This is live you know...

Currently in a session about using an ARG for student inductions...

Monday, 30 March 2009

My favourite gadget

One personal objective I have for this 3 day conference is to explore my iPhone. I've had it for almost 5 months now and I love it. I'm not using it to it's full potential yet though, so this trip is providing a good opportunity to find out just how much it can do for me. So far, it's provided the musical soundtrack for my train trip, allowed me to keep my other half updated as to my precise location* (via email and text), provided a variety of reading material to keep me amused (via RSS feeds and ebooks), enabled me to check train times, post to this blog and find the telephone number for my hotel (via it's Internet browser), and it helped me get from the hotel to the conference location this morning (via it's GPS functionality).

Oh, and I have used it's functionality as a mobile telephone as well!

* this is of great importance to him.

Sunday, 29 March 2009


On my way to Cardiff for LILAC2009. LILAC is the Librarians Information Literacy Annual Conference and is THE information literacy event of the year (in the UK anyway). It's a lovely sunny day and some of the journey is along the East Coast Mainline (one of the most scenic lines in the country). I've got 900-odd songs on my iPhone and American Gods to read. This is how all train journeys should be.

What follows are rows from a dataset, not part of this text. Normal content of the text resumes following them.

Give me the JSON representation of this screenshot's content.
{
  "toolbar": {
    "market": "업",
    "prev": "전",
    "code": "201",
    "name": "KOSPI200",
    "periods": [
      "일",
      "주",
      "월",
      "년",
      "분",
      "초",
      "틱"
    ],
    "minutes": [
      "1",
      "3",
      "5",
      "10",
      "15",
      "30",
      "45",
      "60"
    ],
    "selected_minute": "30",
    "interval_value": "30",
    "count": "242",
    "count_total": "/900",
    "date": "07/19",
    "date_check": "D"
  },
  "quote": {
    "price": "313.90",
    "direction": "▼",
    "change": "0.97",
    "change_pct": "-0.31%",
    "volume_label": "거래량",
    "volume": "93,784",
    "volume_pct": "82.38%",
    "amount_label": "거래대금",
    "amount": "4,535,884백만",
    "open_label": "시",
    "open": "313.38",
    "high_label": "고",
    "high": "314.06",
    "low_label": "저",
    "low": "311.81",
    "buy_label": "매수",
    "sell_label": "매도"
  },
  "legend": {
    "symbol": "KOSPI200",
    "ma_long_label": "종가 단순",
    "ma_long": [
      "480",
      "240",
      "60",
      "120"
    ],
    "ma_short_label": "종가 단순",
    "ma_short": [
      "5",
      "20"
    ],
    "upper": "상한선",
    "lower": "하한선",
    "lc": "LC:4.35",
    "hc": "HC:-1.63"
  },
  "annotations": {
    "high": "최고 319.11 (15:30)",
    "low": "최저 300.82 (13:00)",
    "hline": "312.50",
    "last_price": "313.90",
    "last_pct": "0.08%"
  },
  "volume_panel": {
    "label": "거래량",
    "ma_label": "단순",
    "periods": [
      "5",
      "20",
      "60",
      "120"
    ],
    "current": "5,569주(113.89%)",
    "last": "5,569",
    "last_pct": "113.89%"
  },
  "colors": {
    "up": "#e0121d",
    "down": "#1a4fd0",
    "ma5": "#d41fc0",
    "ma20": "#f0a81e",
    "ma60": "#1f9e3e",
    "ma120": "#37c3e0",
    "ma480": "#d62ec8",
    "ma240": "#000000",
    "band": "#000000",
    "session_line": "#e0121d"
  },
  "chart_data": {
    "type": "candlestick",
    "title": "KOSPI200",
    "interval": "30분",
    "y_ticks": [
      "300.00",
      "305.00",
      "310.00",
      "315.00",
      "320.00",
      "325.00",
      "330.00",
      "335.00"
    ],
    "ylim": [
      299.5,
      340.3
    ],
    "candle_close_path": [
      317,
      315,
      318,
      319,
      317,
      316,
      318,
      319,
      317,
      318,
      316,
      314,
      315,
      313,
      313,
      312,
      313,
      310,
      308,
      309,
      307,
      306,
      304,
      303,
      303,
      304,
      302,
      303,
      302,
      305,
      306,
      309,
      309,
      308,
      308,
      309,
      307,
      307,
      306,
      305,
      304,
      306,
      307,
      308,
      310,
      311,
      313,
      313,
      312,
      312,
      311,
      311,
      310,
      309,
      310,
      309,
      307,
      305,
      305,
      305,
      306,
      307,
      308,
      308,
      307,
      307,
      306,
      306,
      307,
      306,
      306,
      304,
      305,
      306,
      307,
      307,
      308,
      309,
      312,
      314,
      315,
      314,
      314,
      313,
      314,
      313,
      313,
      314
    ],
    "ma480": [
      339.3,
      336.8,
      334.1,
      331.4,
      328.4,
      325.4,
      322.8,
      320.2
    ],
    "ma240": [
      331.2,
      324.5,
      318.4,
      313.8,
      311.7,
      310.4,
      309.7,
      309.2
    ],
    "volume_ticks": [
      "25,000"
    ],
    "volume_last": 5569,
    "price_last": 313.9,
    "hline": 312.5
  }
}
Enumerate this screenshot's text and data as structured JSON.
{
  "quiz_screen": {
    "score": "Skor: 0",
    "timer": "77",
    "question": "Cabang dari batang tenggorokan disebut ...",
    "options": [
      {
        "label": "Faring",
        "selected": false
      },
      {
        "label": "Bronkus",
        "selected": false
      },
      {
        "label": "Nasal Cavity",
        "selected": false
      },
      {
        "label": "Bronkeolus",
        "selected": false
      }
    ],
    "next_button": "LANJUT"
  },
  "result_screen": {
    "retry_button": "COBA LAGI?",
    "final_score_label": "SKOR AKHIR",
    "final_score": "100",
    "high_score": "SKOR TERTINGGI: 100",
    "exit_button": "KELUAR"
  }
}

(I've been on a voyage of discovery with this blogging lark for a while (I have a restricted access blog within IDEA's Communities of Practice platform) but have yet to embrace it wholeheartedly. And with my usual impeccable sense of timing - now that Twitter is the thing - I'm ready to jump in with both feet!)

Saturday, 28 March 2009

Beginnings...'s like that first stroke of the paintbrush on a blank canvas or pencil on a fresh sheet of paper, or even that first tentative step into newly fallen snow...